**Input data:**
* * * *

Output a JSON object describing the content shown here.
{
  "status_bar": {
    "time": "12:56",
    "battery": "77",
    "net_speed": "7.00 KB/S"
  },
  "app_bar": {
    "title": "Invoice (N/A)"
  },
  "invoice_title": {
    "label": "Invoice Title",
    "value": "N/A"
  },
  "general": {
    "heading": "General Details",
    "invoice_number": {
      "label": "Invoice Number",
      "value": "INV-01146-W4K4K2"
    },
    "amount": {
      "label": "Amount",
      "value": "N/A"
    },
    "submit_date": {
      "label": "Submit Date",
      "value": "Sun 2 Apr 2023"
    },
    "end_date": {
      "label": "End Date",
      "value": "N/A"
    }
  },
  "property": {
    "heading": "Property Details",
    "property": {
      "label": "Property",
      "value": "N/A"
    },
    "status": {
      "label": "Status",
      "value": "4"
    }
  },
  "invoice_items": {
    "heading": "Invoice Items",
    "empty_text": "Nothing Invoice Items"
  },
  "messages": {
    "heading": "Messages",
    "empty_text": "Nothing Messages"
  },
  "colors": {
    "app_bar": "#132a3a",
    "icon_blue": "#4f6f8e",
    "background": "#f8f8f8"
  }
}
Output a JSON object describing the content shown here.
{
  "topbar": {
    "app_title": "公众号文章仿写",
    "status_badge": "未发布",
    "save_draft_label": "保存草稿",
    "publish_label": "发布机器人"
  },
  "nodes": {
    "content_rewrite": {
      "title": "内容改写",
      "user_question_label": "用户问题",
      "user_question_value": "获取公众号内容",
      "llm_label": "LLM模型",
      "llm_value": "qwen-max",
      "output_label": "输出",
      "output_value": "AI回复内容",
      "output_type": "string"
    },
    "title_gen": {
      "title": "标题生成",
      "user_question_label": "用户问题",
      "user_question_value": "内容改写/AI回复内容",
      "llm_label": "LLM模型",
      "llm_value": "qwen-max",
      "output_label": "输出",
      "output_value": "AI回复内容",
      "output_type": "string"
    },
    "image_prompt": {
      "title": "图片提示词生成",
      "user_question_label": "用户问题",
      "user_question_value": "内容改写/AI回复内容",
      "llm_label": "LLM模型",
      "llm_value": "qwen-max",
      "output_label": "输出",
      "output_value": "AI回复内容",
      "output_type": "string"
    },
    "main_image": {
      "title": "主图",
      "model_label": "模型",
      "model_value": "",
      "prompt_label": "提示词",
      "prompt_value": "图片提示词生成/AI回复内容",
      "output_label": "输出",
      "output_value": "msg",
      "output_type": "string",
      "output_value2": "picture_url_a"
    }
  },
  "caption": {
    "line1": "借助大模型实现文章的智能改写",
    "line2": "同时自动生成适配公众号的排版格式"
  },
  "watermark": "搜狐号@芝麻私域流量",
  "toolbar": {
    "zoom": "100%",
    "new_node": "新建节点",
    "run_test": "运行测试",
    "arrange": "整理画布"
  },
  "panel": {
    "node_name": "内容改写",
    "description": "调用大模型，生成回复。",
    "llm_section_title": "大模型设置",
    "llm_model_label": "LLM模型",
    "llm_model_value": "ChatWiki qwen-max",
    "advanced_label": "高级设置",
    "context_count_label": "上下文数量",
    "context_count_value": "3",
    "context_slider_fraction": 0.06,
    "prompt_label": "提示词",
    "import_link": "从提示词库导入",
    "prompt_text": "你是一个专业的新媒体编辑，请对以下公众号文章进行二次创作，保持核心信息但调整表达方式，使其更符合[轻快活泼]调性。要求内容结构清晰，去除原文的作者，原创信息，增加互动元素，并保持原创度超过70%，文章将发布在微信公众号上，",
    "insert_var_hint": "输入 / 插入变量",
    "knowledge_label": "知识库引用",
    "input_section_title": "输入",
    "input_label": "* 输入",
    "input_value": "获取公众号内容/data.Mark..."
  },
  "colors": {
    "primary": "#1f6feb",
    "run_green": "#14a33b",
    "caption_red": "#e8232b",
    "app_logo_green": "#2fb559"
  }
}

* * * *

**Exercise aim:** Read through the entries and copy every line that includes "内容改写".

**Solution to this task:**
      "title": "内容改写",
      "user_question_value": "内容改写/AI回复内容",
      "user_question_value": "内容改写/AI回复内容",
    "node_name": "内容改写",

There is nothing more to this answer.